Learning points

  • McKittrick–Wheelock syndrome (MWS) is typically characterised by the triad of pre-renal failure, electrolyte derangement and chronic diarrhoea resulting from a secretory colonic neoplasm.

  • Hyperglycaemia and new-onset diabetes are rare clinical manifestations of MWS.

  • Hyperaldosteronism and/or hypokalaemia may worsen glucose tolerance in MWS.

  • Aggressive replacement of fluid and electrolytes is the mainstay of acute management, with definitive treatment and complete reversal of the metabolic abnormalities being achieved by endoscopic or surgical resection of the neoplasm.

Open access

Christine Yu, Inder J Chopra and Edward Ha

Summary

Ipilimumab, a novel therapy for metastatic melanoma, inhibits cytotoxic T-lymphocyte apoptosis, causing both antitumor activity and significant autoimmunity, including autoimmune thyroiditis.

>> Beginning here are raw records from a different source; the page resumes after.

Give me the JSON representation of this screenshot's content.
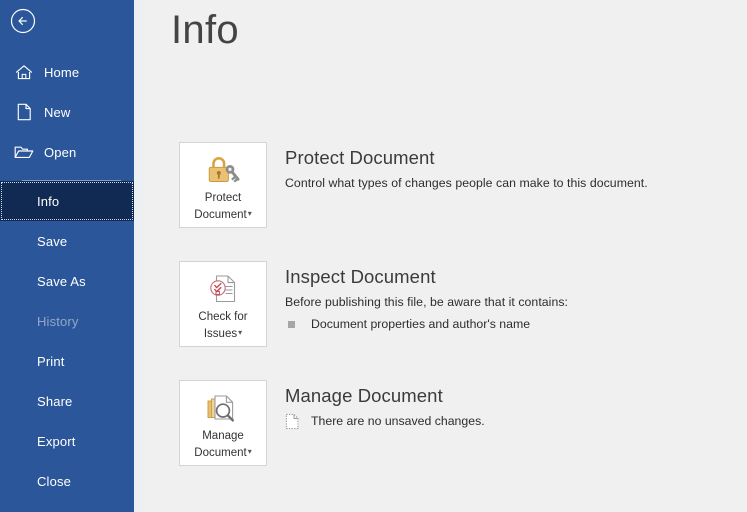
{
  "window": {
    "title": "Info",
    "back_button": "back-arrow"
  },
  "colors": {
    "sidebar_blue": "#2b579a",
    "selected_navy": "#102a54",
    "main_bg": "#f0f0f0",
    "button_bg": "#ffffff",
    "button_border": "#d4d4d4",
    "icon_gold": "#d9a441",
    "icon_gray": "#767676",
    "disabled_text": "#93a8c6",
    "title_text": "#444444"
  },
  "sidebar": {
    "top_items": [
      {
        "label": "Home",
        "icon": "home-icon",
        "state": "normal"
      },
      {
        "label": "New",
        "icon": "new-document-icon",
        "state": "normal"
      },
      {
        "label": "Open",
        "icon": "open-folder-icon",
        "state": "normal"
      }
    ],
    "list_items": [
      {
        "label": "Info",
        "state": "selected"
      },
      {
        "label": "Save",
        "state": "normal"
      },
      {
        "label": "Save As",
        "state": "normal"
      },
      {
        "label": "History",
        "state": "disabled"
      },
      {
        "label": "Print",
        "state": "normal"
      },
      {
        "label": "Share",
        "state": "normal"
      },
      {
        "label": "Export",
        "state": "normal"
      },
      {
        "label": "Close",
        "state": "normal"
      }
    ]
  },
  "main": {
    "heading": "Info",
    "sections": [
      {
        "button_line1": "Protect",
        "button_line2": "Document",
        "button_caret": "▾",
        "button_icon": "lock-and-key-icon",
        "title": "Protect Document",
        "description": "Control what types of changes people can make to this document.",
        "details": []
      },
      {
        "button_line1": "Check for",
        "button_line2": "Issues",
        "button_caret": "▾",
        "button_icon": "document-checklist-icon",
        "title": "Inspect Document",
        "description": "Before publishing this file, be aware that it contains:",
        "details": [
          {
            "icon": "square-bullet-icon",
            "text": "Document properties and author's name"
          }
        ]
      },
      {
        "button_line1": "Manage",
        "button_line2": "Document",
        "button_caret": "▾",
        "button_icon": "document-stack-search-icon",
        "title": "Manage Document",
        "description": "",
        "details": [
          {
            "icon": "dotted-document-icon",
            "text": "There are no unsaved changes."
          }
        ]
      }
    ]
  }
}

Steroids are frequently used in treatment of immune-related adverse events; however, a concern regarding the property of steroids to reduce therapeutic antitumor response exists. This study describes the first reported case of ipilimumab-associated thyroid storm and implicates iopanoic acid as an alternative therapy for immune-mediated adverse effects. An 88-year-old woman with metastatic melanoma presented with fatigue, anorexia, decreased functional status, and intermittent diarrhea for several months, shortly after initiation of ipilimumab – a recombinant human monoclonal antibody to the cytotoxic T-lymphocyte-associated antigen 4 (CTLA4). On arrival, she was febrile, tachycardic, and hypertensive with a wide pulse pressure, yet non-toxic appearing. She had diffuse, non-tender thyromegaly. An electrocardiogram (EKG) revealed supraventricular tachycardia. Blood, urine, and stool cultures were collected, and empiric antibiotics were started. A computed tomography (CT) angiogram of the chest was negative for pulmonary embolism or pneumonia, but confirmed a diffusely enlarged thyroid gland, which prompted thyroid function testing. TSH was decreased at 0.16 μIU/ml (normal 0.3–4.7); free tri-iodothyronine (T3) was markedly elevated at 1031 pg/dl (normal 249–405), as was free thyroxine (T4) at 5.6 ng/dl (normal 0.8–1.6). With iopanoic acid and methimazole therapy, she markedly improved within 48 h, which could be attributed to lowering of serum T3 with iopanoic acid rather than to any effect of the methimazole. Ipilimumab is a cause of overt thyrotoxicosis and its immune-mediated adverse effects can be treated with iopanoic acid, a potent inhibitor of T4-to-T3 conversion.

Learning points

  • While ipilimumab more commonly causes autoimmune thyroiditis, it can also cause thyroid storm and clinicians should include thyroid storm in their differential diagnosis for patients who present with systemic inflammatory response syndrome.

  • Immune-related adverse reactions usually occur after 1–3 months of ipilimumab and baseline thyroid function testing should be completed before initiation with ipilimumab.

  • Conflicting data exist on the use of prednisone for treatment of CTLA4 adverse effects and its attenuation of ipilimumab's antitumor effect. Iopanoic acid may be considered as an alternative therapy in this setting.